The task ▸ Where does the word "icon" appear in the data? Copy every line that holds it.

Study material ▸
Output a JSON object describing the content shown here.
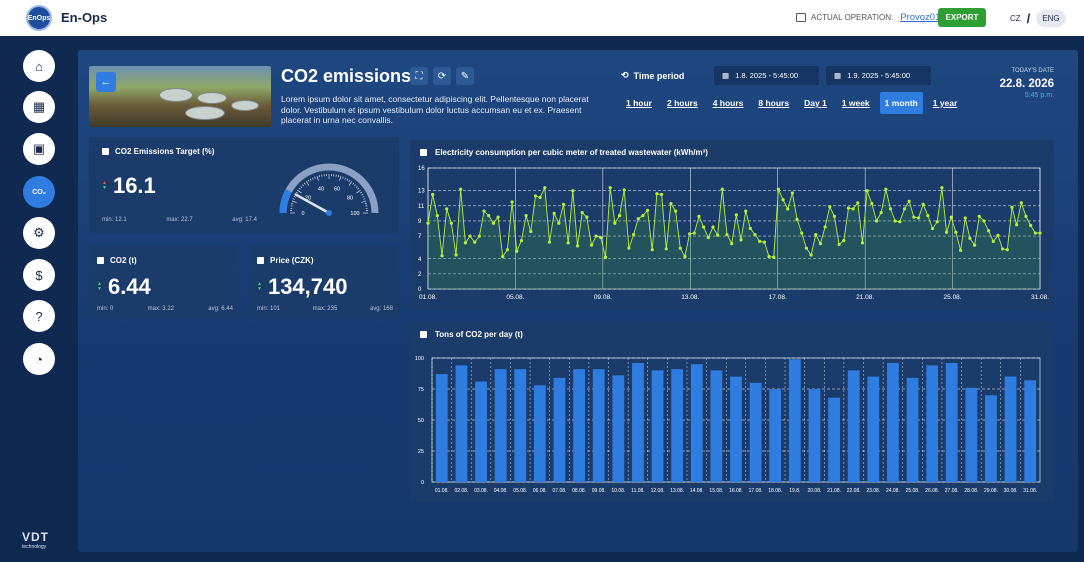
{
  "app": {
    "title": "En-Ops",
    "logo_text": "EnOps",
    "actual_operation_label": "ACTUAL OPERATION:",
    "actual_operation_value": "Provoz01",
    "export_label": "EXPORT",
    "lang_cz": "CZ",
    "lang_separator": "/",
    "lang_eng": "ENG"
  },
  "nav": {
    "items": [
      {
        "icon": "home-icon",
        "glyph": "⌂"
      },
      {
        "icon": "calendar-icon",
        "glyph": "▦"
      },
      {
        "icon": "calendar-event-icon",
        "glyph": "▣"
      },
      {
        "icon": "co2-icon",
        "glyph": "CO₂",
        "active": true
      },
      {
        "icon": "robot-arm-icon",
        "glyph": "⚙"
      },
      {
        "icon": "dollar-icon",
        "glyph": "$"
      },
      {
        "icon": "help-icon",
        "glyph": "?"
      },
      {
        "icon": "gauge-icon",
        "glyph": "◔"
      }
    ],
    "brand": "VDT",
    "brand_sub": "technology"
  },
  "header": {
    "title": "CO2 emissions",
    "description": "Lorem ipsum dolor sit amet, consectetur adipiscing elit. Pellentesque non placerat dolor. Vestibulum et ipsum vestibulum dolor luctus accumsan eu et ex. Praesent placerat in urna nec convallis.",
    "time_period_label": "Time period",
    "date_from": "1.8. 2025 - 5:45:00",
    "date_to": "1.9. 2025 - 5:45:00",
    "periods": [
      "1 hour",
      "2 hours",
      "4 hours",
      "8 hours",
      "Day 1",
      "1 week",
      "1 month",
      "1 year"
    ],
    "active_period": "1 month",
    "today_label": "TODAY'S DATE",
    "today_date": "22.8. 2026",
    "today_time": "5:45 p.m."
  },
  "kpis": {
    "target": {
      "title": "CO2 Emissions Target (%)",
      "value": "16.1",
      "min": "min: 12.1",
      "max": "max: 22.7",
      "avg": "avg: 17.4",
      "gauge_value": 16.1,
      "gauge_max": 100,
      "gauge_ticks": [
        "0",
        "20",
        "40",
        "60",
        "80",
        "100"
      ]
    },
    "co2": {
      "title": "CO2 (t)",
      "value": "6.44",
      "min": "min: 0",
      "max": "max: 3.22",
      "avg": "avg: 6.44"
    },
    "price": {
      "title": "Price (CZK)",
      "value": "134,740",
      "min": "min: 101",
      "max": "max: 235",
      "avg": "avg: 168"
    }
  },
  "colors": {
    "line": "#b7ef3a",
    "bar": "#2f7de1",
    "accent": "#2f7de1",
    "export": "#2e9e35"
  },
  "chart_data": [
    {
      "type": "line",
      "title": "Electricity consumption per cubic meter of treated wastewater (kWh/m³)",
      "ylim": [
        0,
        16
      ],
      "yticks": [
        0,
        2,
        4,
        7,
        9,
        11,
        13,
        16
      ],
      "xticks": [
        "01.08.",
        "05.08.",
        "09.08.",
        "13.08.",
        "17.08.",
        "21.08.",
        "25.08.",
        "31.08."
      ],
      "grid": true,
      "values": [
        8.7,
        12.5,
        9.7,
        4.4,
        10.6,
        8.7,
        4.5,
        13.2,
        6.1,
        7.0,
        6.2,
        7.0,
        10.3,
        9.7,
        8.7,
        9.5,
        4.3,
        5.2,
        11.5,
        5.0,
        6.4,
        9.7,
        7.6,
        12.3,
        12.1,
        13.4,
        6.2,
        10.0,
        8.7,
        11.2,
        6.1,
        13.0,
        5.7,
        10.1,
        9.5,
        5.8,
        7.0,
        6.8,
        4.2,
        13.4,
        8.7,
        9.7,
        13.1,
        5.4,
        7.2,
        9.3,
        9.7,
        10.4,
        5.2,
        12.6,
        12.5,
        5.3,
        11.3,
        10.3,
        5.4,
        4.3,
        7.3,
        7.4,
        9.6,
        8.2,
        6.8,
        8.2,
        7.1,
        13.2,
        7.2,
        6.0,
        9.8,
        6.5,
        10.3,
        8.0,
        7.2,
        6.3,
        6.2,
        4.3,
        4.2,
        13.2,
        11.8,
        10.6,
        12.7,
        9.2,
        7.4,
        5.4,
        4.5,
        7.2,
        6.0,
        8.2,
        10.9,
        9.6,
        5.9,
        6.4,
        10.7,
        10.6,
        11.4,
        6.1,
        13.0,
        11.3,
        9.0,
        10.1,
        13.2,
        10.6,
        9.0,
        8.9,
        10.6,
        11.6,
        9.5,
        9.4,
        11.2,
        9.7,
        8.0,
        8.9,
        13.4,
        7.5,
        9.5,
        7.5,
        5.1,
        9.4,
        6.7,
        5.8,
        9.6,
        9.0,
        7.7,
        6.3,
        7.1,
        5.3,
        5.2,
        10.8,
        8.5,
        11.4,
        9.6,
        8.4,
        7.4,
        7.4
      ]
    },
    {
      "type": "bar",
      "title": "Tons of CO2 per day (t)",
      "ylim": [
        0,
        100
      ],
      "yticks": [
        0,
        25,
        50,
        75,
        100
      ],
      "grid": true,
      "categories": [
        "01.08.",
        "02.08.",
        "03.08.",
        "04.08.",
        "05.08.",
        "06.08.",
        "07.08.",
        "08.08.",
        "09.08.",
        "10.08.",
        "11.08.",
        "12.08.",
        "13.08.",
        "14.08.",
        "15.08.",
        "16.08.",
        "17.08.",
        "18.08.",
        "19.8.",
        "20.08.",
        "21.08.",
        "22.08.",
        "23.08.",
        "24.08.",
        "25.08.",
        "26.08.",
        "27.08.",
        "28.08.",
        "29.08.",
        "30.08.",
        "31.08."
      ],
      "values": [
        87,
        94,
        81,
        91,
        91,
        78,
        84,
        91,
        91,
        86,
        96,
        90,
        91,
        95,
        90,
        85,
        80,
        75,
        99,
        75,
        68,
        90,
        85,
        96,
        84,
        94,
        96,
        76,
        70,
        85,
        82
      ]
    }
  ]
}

Answer section ▸
        "icon": "home-icon",
        "icon": "calendar-icon",
        "icon": "calendar-event-icon",
        "icon": "co2-icon",
        "icon": "robot-arm-icon",
        "icon": "dollar-icon",
        "icon": "help-icon",
        "icon": "gauge-icon",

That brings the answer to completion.